After five years of stolid recession, the housing market in Carson Valley is heating up quickly in both sales of existing homes and new construction.
“It’s exceptional,” said Jim Valentine, an agent with Re/Max Realty Affiliates in Gardnerville. “It’s been sustained now for several months. It started turning in late November, early December. There is very little inventory. Properties priced well are selling within a day or two with multiple offers.”
Valentine described a bull market in which some buyers are panicking.
“It’s very competitive,” he said. “Buyers in some instances are frustrated, and we’re starting to see panic buying because people are worried they won’t get a home before things get too high.”
In the first quarter of 2013, the average sales price of a home in the East Fork Township, which stretches from the north end of the Valley to Topaz Lake, hit $275,327 — a 28 percent leap in value from the same quarter last year, when the average price was $215,410, and a 14 percent rise sequentially from the last quarter of 2012, which saw an average price of $241,461.
The latest figure represents the highest average sales price in any quarter since 2009.
Likewise, the median sales price in the first quarter of the year hit $224,200, compared to $169,950 in the same quarter last year and $190,000 in the fourth quarter of 2012.
Total sales in the East Fork Township for the first quarter came in at 157, compared to 163 in the same quarter last year, and 207 in the fourth quarter of 2012.
The decreasing number of sales may reflect the shrinking inventory in Carson Valley. A total of 806 sales in 2012, the highest annual number since 2005, helped clear bargain inventory off the market. Bank-owned homes are now harder to find, and, according to the Multiple Listing Service, many short sale properties priced below market value already have pending offers.
“As existing home sales and prices increase, inventory decreases, and pressure is created for new construction,” County Manager Steve Mokrohisky said in an email.
Housing projects stalled in the recession are now picking up steam. In the first quarter of this year, the county issued eight single-family residential building permits for the Ranch at Gardnerville, and five permits for the Monterra subdivision near Minden Elementary School.
In total, the county has issued 22 permits this year alone, including two at Jobs Peak Ranch, and one each at West Fork Vista, La Costa, Billy’s Road, Rocky Terrace, Saratoga Springs, Foothill Road, and the Ranchos.
For the fiscal year to date, which began in July, the county has issued 48 single-family permits, well below triple-digit highs seen in the real estate boom of the early millennium, but still 28 percent above a total of 38 permits issued in fiscal year 2011-12.
“We are already well above last year’s permits with another three months to go in the current fiscal year,” Mokrohisky said.
Valentine said that more buyers are turning to new construction.

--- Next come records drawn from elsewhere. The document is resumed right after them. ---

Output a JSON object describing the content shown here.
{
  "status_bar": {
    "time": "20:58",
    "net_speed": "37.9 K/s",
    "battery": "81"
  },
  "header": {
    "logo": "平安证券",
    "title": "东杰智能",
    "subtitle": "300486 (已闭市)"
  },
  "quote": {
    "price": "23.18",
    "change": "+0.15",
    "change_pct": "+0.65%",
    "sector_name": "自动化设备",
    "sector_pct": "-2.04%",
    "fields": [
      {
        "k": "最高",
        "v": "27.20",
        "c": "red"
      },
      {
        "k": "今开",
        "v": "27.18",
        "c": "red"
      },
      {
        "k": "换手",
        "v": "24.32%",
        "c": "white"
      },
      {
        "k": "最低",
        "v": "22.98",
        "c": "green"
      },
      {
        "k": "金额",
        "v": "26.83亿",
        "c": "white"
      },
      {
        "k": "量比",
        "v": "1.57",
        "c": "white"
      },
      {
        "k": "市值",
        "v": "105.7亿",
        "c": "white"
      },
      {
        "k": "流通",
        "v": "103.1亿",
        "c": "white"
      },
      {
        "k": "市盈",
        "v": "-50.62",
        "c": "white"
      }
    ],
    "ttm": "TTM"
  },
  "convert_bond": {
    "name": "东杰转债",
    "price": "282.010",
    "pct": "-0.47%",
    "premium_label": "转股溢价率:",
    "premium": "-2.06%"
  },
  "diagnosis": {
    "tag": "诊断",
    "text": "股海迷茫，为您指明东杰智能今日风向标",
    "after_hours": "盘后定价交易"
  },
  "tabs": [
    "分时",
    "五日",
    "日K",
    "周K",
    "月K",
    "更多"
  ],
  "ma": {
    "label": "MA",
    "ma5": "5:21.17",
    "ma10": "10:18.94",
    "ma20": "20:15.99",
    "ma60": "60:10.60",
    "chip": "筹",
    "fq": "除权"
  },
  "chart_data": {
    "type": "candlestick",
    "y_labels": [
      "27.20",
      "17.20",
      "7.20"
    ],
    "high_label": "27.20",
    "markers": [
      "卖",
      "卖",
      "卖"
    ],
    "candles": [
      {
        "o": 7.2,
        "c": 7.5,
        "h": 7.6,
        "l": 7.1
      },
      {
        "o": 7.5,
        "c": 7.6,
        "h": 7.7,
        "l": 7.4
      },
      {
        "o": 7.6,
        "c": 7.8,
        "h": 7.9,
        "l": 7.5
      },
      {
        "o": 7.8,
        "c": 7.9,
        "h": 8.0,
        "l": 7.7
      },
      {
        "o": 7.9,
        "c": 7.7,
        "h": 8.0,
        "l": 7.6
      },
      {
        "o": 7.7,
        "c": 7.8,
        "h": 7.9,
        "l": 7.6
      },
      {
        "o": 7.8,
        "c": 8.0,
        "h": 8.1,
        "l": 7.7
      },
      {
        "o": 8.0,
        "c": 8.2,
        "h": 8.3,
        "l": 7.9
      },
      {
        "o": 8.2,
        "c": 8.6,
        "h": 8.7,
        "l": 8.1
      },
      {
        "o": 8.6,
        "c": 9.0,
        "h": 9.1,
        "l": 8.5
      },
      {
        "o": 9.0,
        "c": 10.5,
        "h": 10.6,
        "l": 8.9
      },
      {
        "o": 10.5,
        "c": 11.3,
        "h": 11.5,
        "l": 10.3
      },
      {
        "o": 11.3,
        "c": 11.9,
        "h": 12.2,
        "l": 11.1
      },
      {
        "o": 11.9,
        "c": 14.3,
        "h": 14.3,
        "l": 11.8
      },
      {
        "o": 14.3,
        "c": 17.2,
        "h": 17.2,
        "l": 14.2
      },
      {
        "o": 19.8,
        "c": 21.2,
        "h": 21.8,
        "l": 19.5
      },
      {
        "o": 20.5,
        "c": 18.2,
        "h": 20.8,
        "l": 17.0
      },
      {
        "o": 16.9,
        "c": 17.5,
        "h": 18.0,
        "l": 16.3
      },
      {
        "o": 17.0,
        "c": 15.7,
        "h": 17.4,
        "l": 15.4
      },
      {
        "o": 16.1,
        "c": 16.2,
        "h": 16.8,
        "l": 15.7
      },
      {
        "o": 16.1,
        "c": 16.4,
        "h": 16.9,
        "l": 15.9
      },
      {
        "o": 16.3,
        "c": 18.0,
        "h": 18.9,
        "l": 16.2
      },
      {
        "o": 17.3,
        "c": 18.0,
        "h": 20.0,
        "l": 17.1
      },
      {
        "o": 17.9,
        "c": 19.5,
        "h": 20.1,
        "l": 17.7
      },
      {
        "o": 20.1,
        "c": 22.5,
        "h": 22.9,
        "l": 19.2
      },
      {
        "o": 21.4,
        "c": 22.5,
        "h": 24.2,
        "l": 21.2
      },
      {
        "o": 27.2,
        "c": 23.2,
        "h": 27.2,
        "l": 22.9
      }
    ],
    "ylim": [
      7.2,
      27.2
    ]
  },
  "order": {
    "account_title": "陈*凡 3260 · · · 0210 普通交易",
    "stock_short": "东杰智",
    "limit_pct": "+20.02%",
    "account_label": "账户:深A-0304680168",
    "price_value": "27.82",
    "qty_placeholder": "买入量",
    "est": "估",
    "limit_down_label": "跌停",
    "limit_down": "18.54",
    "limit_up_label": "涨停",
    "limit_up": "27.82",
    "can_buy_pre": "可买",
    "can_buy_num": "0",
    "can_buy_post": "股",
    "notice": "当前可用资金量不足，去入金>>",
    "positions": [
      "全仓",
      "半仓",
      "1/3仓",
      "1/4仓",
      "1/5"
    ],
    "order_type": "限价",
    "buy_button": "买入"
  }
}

“We’ve seen many inquiries on vacant land,” he said. “We’re seeing people looking to new construction now when it wasn’t much of an option a few years ago. We’re getting to the point where, if there’s no resale left, people will be looking to build. I do believe we’ll see much more building this summer.”
Valentine said that changes in supply and demand have completely changed the dynamics of the market in a short period of time.
For example, he said, homeowners hesitant about selling in the past are now bewildered by the pace of the market.
“They’re afraid they won’t have anywhere to go,” he said.
But Valentine doesn’t believe the bull market will lead to another bubble.
“Listen to your agent, be patient, and make sure you get what you want,” he said.